The purpose of this course is to provide a comprehensive introduction to modern economics. The course starts with the subject of microeconomics, which deals with the behavior of individual consumers and producers and the functioning of markets. The aim is to explain the determinants of supply and demand and how their interaction results in equilibrium prices and quantities. Special attention is devoted to the effects of government policy e.g. taxation on market outcomes and the welfare of consumers and producers. We also learn why markets could fail and discuss instruments such as emission trading and taxation which could address climate change.
The second half of the course is devoted to macroeconomics, which takes a bird’s eye perspective on the economy as a whole. We learn how to interpret data such as GDP, unemployment rates and inflation. We study long-run economic growth and changing living standards in advanced and developing countries. In addition, we discuss short-run fluctuations in income and inflation known as the business cycle. Finally, we look into the interaction of economies with the rest of the world.
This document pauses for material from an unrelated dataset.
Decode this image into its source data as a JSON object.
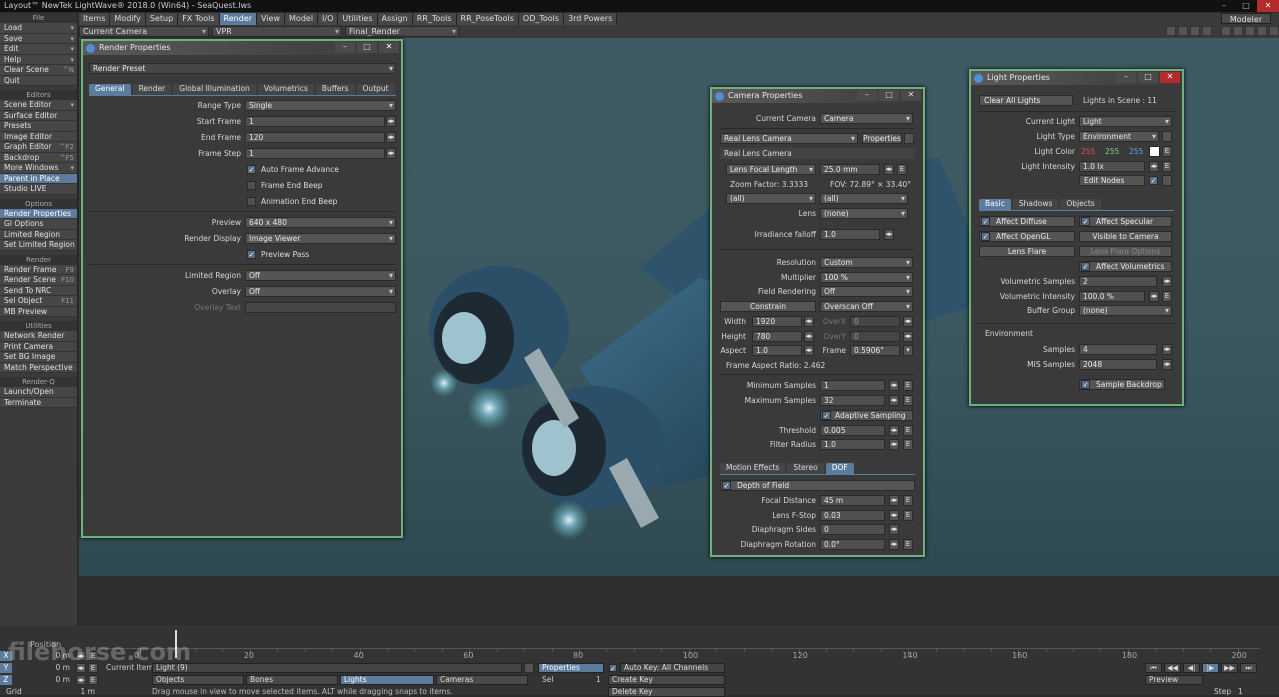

In each part of the course, we devote time to discuss current events such as the war in Ukraine, the consequences of the pandemic, inflation and recessions.
Part I: Households, firms and the government
- Thinking like an economist
- Supply, demand and equilibrium
- Markets and the government
- How economists think about climate change
Part I: The bird’s eye perspective
- Understanding macroeconomic data
- Why are some countries rich and others poor?
- Boom and recessions: the business cycle
- The open economy
- Mankiw, N. Gregory and Taylor: Economics
Prof. Dr. Peter Tillmann